Originally published on Wed April 17, 2013 3:39 pm
The baseball season is still young, but the New York Yankees have already faced harsh public criticism. No, we're not referring to their lackluster record. Instead, the Yanks were accused of trying to hoodwink beer drinkers with a new "Craft Beer Destination" concession stand at their Bronx stadium.
Originally published on Sun April 14, 2013 1:06 pm
Inmates fought guards at Guantanamo Bay, Cuba, after military authorities decided to end communal housing in one of the prison's camps, and instead put prisoners in individual cells. At least one detainee was reportedly injured by a rubber bullet in the clash Saturday.
The violence began after the facility's commander ordered the move Saturday morning. According to the U.S. Southern Command, the decision was made after detainees covered windows and surveillance cameras, limiting guards' ability to monitor them at all times.
A police sergeant in Port Canaveral, Fla., has been fired after he brought targets bearing images resembling Trayvon Martin — a silhouetted figure in a hooded sweatshirt, holding a canned drink — to a police target practice session.
"Whether his act was hatred or stupidity, none is tolerable," Port Canaveral CEO John Walsh says of former officer Ron King, in a report by local station WFTV.
Originally published on Sun April 14, 2013 11:30 am
Health officials in China say they've confirmed 11 new bird flu diagnoses, bringing the number of H7N9 infections to 60, with cases spread across several provinces, the official Xinhua news agency reports. The virus, which first infected people in Shanghai and eastern China, has now sickened at least one person in Beijing, along with two others in the central province of Henan.
Each month, we ask public radio DJs from across the country to share their favorite new songs. Usually, we stick to a handful, but since April is Public Radio Music Month, we're celebrating with a 10-spot.
Larry Groce, host of NPR's Mountain Stage, which is produced by West Virginia Public Broadcasting
Rita Houston, the program director at WFUV in New York City
In film and TV, pop culture references are meant to give a knowing nod to those in the audience who understand the joke. But in an increasingly segmented and diverse country, those jokes may be pulling in fewer laughs. This story originally aired on Morning Edition on Jan. 18, 2013.
This is WEEKEND EDITION from NPR News. I'm Rachel Martin. Hazleton, Pennsylvania is a small, working-class city in the northeast part of the state. It was a quiet place - far from the national spotlight. That changed several years ago when Hazleton became a flash point in the national debate over immigration. Lou Barletta was the mayor back then.
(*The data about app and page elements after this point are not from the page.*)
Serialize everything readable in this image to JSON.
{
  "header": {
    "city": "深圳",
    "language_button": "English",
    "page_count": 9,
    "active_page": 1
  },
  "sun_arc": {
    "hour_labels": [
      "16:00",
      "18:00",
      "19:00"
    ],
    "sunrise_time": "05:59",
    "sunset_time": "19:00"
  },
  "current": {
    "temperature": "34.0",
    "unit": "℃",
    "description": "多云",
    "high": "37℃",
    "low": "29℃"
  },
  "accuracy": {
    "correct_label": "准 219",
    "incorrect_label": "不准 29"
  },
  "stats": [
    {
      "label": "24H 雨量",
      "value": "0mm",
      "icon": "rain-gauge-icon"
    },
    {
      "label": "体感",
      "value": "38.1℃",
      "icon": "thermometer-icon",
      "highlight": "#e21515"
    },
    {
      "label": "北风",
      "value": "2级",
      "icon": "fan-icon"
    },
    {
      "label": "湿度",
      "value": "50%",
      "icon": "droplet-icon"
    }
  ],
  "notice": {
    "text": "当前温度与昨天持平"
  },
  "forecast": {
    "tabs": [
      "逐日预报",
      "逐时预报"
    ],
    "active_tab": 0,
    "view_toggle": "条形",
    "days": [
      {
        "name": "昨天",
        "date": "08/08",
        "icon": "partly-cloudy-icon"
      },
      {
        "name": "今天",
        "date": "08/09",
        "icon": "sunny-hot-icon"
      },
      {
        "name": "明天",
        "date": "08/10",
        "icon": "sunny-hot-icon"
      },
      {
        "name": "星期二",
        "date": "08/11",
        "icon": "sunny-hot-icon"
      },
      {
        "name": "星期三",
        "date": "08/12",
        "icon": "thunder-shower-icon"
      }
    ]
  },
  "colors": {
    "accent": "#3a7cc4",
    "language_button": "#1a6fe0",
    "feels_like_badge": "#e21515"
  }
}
Many residents say Hazleton, Pa., continues life now as a divided city. While some Spanish-speakers build new lives, longtime residents remain split on how the influx has changed their home.
It's not hard to find a Latino business in Hazleton these days, including law firms, insurance agencies and even a migrant education program. Amilcar Arroyo, the publisher of a local Spanish-language newspaper, says Latinos are now firmly establishing themselves as a part of the city.
School lunch is often synonymous with loud noise. Studies have shown the decibel level in some cafeterias is as high as a lawn mower.
Every so often, though, students at Alice Terry Elementary School, southwest of Denver, are asked not to make any noise.
When the music teacher told students here they'd occasionally have a "silent" lunch break, this was kindergartner Alyssa Norquette's reaction: "Why do we need a silent lunch? Is it because we're too loud or something?"
Thao Nguyen, of the folk-rock group Thao & the Get Down Stay Down, has been on a musical journey since she started performing in her teens in Northern Virginia. Delicate yet fierce in her vocal delivery, she writes often about her social concerns — and it was a trip to a California women's prison that inspired much of her latest album, We the Common.
Ngyuen and her band are on the road for the first time in several years; she spoke with NPR's Jacki Lyden from a tour stop in Kansas City.
Nobody actually knows what dinosaurs sound like. But if you can imagine the roar of a T. Rex or the bellow of a brachiosaurus, it's probably thanks to the 1993 blockbuster Jurassic Park, which turns 20 this summer.